As a record of historical events deeply interesting to every Englishman, it merits attention, while at the same time it is a curious specimen of early French art. The drawing of many of the figures is very spirited. The Normans are represented in complete chain armour, with large shields, resembling children’s kites. They are all close shaven and cropped. It is worthy of note that all the buildings represented have round arches, like the architecture of the tenth century introduced by the Normans into England.
The history of this tapestry is somewhat curious. After its completion, it probably remained in the cathedral for several centuries. It is described in an inventory of the contents of the church made in 1476. It was preserved in the cathedral until the Revolution of 1789, and hung upon the walls for public exhibition on fete days.
A second conquest of England?!
After the Revolution, when the first Napoleon projected the invasion of England, he had this tapestry exhibited in Normandy from town to town, to encourage the French people to attempt a second conquest of England.
The story of the tapestry, in 58 sections, is then carefully described.
All followed by an end note still a bit sour about the Conquest some 800 years later:
The Tapestry throughout represents William as the rightful heir to the crown of England, and Harold as an usurper, a view evidently held by the majority of French people after the Conquest, for in a work called the “Romance of Rou” written by a canon of Bayeux Cathedral, Harold is described as doing homage to William, Duke of Normandy, for the throne of England.

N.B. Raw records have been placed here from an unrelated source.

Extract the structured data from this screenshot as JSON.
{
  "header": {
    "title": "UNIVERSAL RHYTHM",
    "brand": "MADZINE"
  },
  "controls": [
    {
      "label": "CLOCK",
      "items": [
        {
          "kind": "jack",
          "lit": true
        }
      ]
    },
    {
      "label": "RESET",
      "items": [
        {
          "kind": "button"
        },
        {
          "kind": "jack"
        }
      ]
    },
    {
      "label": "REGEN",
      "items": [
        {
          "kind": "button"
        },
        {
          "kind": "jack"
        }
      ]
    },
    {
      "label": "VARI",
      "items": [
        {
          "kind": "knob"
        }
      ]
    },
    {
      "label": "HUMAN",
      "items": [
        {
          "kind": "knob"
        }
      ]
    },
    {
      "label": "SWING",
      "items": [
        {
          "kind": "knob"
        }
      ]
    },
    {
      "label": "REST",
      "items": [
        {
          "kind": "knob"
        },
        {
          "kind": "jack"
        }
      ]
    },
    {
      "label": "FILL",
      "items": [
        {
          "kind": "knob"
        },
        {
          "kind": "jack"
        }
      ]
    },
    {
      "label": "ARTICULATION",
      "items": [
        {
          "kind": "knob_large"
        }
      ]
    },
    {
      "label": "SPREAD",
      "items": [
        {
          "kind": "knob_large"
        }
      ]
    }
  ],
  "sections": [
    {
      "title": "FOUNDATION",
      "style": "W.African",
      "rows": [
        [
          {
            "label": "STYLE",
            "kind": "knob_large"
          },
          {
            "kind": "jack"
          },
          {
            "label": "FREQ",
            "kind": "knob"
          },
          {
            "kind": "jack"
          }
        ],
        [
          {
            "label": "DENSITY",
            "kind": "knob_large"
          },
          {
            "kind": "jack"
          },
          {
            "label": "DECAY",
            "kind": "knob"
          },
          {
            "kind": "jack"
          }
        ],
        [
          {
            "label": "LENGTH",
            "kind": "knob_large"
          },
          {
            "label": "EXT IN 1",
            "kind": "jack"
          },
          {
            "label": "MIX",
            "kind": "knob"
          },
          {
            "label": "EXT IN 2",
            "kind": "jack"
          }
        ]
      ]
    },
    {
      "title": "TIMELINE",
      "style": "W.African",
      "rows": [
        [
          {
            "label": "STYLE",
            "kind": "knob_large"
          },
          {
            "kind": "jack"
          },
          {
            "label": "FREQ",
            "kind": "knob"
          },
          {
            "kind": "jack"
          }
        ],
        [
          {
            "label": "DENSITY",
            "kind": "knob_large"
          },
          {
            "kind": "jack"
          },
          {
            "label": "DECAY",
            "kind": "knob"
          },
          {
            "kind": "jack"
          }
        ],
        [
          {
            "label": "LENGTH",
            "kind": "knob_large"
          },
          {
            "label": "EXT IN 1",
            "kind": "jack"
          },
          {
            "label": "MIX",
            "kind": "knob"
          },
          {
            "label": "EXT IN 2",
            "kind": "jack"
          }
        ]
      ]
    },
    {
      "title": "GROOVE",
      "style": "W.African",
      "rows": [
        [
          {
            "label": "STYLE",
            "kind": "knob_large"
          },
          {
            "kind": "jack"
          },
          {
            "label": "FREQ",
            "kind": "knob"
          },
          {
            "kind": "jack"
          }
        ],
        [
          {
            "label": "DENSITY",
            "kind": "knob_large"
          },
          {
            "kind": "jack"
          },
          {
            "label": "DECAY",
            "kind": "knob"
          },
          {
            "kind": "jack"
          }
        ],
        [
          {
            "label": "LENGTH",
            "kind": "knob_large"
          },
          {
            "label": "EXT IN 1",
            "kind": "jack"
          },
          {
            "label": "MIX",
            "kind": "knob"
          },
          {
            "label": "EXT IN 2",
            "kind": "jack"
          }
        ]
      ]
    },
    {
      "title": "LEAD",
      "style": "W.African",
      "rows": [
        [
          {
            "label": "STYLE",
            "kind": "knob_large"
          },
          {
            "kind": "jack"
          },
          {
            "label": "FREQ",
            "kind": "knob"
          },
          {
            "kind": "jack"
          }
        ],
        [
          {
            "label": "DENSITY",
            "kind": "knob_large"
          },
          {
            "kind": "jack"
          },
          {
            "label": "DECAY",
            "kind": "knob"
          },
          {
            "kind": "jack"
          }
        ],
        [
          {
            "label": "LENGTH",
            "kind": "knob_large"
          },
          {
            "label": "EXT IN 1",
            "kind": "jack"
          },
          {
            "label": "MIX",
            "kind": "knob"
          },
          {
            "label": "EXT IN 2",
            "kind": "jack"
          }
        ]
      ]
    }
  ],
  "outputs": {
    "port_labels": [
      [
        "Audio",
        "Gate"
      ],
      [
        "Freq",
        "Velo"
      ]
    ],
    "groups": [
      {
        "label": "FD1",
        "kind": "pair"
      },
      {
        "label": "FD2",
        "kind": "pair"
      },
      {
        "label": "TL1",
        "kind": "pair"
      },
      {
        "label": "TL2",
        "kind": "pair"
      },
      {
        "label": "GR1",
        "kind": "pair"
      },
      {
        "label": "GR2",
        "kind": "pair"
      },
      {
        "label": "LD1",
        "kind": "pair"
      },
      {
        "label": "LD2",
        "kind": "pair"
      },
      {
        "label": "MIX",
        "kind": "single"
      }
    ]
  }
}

A wonderful excursion
Our circular ticket would then whisk us off to Cherbourg (‘a first class military port…great triumph of engineering skill…’), by steamer to Weymouth and train to London, exhausted and exhilarated by our experiences. There is not a Cook’s 1883 Normandy tour we would not be happy to take today.

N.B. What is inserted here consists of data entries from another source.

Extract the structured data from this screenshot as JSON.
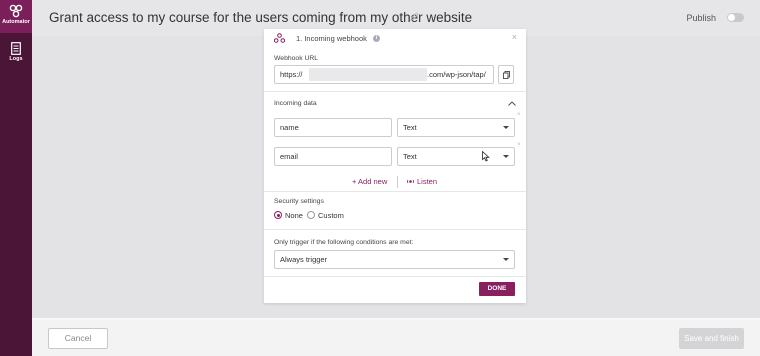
{
  "sidebar": {
    "items": [
      {
        "label": "Automator",
        "icon": "automator-logo-icon"
      },
      {
        "label": "Logs",
        "icon": "logs-icon"
      }
    ]
  },
  "header": {
    "title": "Grant access to my course for the users coming from my other website",
    "publish_label": "Publish"
  },
  "trigger_card": {
    "title": "1. Incoming webhook",
    "webhook_url_label": "Webhook URL",
    "webhook_url_prefix": "https://",
    "webhook_url_suffix": ".com/wp-json/tap/",
    "incoming_data_label": "Incoming data",
    "fields": [
      {
        "key": "name",
        "type": "Text"
      },
      {
        "key": "email",
        "type": "Text"
      }
    ],
    "add_new_label": "+ Add new",
    "listen_label": "Listen",
    "security_label": "Security settings",
    "security_options": [
      {
        "label": "None",
        "selected": true
      },
      {
        "label": "Custom",
        "selected": false
      }
    ],
    "conditions_label": "Only trigger if the following conditions are met:",
    "conditions_value": "Always trigger",
    "done_label": "DONE"
  },
  "footer": {
    "cancel_label": "Cancel",
    "save_label": "Save and finish"
  },
  "colors": {
    "brand": "#8a1f5f",
    "sidebar": "#4b1538"
  }
}
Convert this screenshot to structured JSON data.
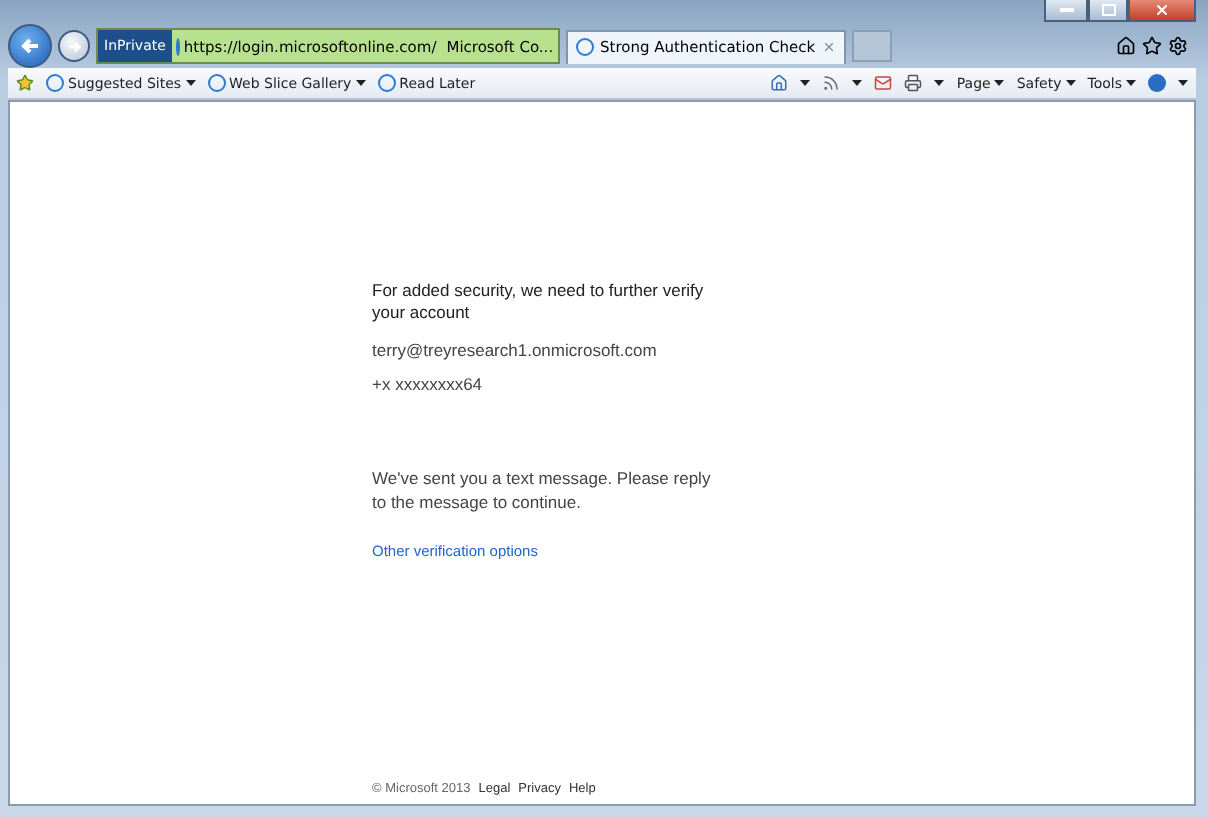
{
  "browser": {
    "inprivate_badge": "InPrivate",
    "address": "https://login.microsoftonline.com/",
    "site_identity": "Microsoft Co...",
    "tabs": [
      {
        "title": "Strong Authentication Check",
        "selected": true
      }
    ],
    "favorites": [
      {
        "label": "Suggested Sites",
        "dropdown": true
      },
      {
        "label": "Web Slice Gallery",
        "dropdown": true
      },
      {
        "label": "Read Later",
        "dropdown": false
      }
    ],
    "commands": [
      {
        "label": "Page"
      },
      {
        "label": "Safety"
      },
      {
        "label": "Tools"
      }
    ]
  },
  "page": {
    "heading": "For added security, we need to further verify your account",
    "account": "terry@treyresearch1.onmicrosoft.com",
    "phone": "+x xxxxxxxx64",
    "message": "We've sent you a text message. Please reply to the message to continue.",
    "link": "Other verification options",
    "footer": {
      "copyright": "© Microsoft 2013",
      "links": [
        "Legal",
        "Privacy",
        "Help"
      ]
    }
  }
}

To find out more about Cook’s Normandy, view the full pdf Handbook.
Advertisements from ‘Cook’s Handbook for Normandy & Brittany’ 1883
Thomas Cook’s idea to offer excursions came to him while walking from Market Harborough to Leicester to attend a meeting of the Temperance Society. Launched in 1841 with a special train to carry temperance supporters, by 1883 Cook’s tours went as far afield as North America, Egypt, China and Normandy. Read about the history of Thomas Cook tours here.